### Study material
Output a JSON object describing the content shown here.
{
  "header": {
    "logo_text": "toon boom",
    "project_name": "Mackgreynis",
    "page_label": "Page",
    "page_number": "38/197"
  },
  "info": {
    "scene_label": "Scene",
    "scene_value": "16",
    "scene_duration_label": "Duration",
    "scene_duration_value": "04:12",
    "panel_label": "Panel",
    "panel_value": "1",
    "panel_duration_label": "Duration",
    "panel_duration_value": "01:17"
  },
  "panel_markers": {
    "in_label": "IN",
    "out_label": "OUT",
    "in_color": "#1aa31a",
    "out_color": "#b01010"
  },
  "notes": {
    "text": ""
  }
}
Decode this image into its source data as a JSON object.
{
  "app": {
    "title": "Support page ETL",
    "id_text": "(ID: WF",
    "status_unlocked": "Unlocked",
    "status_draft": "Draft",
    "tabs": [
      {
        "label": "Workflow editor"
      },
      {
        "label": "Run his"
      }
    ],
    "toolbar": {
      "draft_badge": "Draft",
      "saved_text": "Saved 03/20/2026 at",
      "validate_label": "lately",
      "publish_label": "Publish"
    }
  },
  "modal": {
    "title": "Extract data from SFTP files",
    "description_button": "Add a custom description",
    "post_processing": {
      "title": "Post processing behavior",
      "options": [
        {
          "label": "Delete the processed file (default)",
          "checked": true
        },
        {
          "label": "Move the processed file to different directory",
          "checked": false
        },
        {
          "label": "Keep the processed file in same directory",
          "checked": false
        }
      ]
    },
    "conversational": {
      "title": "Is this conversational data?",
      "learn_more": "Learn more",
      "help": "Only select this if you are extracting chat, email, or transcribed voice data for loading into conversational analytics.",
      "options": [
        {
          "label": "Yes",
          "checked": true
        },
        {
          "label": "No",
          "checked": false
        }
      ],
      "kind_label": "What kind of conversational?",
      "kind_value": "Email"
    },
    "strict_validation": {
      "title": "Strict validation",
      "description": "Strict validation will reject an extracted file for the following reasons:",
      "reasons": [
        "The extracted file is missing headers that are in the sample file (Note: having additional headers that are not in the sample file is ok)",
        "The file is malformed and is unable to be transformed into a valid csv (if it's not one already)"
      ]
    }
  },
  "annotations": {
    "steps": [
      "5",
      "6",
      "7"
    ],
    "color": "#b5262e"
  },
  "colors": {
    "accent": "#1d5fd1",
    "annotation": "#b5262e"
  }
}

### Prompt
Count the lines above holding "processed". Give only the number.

### Answer to the problem
3